DA feels vindicated by ConCourt ruling
The court upheld the ruling that police officers may not remove MPs from the National Assembly.
JOHANNESBURG - Today's Constitutional Court ruling upholding the finding that National Assembly speaker Baleka Mbete's use of police officers to remove Members of Parliament (MPs) from the house is unconstitutional is being hailed as a major victory.
Last year, President Jacob Zuma's State of the Nation Address was interrupted after plain-clothed police officers were brought in to remove Economic Freedom Fighters members who disrupted his speech.
Justice Mbuyiseli Madlanga handed down judgment earlier today.
LISTEN: ConCourt rules that MPs can't be thrown out of the chamber using police officers.
The Democratic Alliance (DA) says it feels vindicated by the Constitutional Court's ruling.
Last year, the party brought an application to the high court arguing that arresting MPs was at odds with the Constitution and the doctrine of the separation of powers.
Deputy chief whip Michael Waters says freedom of speech has finally been entrenched in Parliament.
"Members of Parliament can speak freely without fear or favour or fear of being arrested."
The justices today agreed with the DA that that processes in Parliament can only be meaningful if MPs are given room to freely make their points and express their opinions.
ANC SAYS CONCOURT'S DECISION IS 'ACADEMIC'
Meanwhile, the ANC in Parliament says the DA's case regarding the constitutionality of the powers of the National Assembly Speaker to remove MPs from the House is purely academic.

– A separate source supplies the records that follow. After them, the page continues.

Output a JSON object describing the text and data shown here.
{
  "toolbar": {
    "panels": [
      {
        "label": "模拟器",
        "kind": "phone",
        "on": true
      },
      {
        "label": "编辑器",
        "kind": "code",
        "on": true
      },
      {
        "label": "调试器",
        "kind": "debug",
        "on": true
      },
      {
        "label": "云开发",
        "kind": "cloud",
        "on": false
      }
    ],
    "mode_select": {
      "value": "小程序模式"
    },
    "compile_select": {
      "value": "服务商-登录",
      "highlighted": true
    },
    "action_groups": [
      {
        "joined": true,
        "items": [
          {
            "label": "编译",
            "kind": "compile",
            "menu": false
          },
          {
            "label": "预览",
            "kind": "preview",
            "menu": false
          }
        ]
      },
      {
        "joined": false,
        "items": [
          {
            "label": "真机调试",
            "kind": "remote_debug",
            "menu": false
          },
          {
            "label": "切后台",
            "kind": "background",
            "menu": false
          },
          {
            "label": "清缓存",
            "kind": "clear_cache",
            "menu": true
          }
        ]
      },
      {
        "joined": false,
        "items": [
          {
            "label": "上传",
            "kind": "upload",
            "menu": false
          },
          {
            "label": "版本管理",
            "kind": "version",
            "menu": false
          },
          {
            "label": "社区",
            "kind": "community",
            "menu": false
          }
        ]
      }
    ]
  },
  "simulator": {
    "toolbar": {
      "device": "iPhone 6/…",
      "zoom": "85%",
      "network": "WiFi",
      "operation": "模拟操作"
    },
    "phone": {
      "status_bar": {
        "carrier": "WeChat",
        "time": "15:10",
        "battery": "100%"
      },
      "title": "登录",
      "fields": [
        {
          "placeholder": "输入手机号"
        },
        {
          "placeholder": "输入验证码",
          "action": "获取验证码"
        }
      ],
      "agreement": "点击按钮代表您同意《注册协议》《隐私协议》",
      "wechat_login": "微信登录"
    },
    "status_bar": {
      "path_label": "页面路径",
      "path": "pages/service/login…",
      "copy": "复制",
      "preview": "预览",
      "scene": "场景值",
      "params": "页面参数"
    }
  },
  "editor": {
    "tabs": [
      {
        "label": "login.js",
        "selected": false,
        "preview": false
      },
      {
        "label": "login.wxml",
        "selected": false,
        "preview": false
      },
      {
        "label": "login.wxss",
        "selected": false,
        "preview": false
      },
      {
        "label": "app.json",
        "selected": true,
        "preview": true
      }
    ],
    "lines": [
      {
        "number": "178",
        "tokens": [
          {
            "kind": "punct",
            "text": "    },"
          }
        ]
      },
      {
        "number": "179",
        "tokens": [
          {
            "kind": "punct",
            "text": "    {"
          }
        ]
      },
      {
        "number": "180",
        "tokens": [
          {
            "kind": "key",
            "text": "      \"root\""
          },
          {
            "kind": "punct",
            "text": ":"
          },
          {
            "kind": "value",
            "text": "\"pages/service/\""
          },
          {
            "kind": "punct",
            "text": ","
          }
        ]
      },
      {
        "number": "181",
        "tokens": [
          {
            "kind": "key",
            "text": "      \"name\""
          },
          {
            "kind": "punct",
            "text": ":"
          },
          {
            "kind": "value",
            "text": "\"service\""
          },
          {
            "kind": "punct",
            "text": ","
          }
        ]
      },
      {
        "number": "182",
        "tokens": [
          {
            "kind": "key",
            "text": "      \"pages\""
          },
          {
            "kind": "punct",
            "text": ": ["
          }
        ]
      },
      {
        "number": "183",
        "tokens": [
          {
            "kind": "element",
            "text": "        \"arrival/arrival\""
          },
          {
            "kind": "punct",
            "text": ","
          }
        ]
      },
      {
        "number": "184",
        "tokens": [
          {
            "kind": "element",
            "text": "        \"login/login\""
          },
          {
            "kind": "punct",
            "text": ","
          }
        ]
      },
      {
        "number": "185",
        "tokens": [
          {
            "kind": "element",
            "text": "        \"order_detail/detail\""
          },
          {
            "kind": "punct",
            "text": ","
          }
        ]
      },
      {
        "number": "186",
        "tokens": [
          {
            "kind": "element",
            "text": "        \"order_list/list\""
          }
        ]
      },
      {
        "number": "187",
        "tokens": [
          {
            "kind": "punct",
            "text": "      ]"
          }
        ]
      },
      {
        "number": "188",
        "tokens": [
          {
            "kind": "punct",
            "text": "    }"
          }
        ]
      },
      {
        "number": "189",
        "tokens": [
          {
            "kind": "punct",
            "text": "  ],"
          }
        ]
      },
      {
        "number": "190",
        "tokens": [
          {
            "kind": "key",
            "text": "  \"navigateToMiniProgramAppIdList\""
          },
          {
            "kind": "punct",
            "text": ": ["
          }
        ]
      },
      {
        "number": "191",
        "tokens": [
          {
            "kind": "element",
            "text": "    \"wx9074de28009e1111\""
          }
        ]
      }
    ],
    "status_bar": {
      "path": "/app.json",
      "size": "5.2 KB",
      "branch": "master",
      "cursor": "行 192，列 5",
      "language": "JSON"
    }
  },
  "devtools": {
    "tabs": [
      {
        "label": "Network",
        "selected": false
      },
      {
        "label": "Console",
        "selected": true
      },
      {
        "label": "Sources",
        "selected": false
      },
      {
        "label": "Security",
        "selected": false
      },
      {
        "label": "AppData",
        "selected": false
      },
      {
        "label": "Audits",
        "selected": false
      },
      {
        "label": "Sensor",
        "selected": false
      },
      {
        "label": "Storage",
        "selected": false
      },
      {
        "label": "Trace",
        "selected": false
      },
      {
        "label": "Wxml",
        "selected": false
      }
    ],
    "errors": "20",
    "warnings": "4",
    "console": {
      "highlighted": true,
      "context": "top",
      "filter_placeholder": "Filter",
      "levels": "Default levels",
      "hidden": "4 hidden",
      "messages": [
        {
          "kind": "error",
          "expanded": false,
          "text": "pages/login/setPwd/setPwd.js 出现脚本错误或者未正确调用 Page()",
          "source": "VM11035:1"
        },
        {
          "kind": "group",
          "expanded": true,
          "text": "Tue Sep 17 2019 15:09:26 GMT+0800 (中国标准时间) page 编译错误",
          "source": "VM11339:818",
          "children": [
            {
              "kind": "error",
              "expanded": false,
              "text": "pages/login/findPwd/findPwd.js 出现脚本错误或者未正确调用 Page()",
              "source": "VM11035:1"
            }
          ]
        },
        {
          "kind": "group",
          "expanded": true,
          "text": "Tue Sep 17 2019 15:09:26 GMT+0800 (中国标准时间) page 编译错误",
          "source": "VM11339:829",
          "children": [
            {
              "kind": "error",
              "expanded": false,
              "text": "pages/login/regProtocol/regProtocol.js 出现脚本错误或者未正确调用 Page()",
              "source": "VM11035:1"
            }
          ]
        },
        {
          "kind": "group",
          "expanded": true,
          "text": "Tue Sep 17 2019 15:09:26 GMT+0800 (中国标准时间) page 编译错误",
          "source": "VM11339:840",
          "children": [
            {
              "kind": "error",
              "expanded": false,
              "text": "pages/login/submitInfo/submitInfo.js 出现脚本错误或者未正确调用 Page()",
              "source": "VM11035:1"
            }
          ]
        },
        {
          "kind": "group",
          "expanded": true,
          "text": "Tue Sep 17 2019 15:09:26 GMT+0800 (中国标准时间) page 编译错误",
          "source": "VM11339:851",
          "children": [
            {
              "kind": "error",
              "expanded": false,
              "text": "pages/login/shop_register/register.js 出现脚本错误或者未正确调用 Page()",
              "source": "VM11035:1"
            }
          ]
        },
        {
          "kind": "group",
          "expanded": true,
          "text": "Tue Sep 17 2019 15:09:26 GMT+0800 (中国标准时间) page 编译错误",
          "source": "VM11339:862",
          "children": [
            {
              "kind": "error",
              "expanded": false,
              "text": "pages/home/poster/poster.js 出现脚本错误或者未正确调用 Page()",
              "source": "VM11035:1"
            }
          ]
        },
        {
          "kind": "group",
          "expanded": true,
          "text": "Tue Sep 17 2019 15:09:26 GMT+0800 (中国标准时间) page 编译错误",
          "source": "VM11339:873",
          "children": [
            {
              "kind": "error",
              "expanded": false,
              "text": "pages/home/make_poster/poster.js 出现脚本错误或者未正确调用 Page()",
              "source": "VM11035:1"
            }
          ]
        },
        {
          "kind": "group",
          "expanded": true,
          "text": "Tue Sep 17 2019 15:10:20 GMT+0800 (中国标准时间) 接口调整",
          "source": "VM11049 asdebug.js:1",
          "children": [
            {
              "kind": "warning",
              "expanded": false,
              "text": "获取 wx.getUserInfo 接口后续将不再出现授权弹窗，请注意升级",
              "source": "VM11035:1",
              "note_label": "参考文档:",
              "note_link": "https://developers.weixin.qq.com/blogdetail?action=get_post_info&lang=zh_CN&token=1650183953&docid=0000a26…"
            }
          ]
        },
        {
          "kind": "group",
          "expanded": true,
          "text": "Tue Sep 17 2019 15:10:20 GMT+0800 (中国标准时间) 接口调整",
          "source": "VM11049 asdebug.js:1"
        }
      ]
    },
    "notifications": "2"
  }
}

The ANC says this case did not challenge the removal of the red berets from Parliament during last year's Sona.
Its accused the DA of using what it calls its usual cheap propaganda to deceive South Africans into believing that MPs were arrested on that night - when in fact they faced no criminal charges and were only given the equivalent of a time out or yellow card.
But the highest court in the land today ruled in the DA's favour - and ordered that section 11 of the Powers and Privileges Act be amended to include "other than a member" - after the word "person".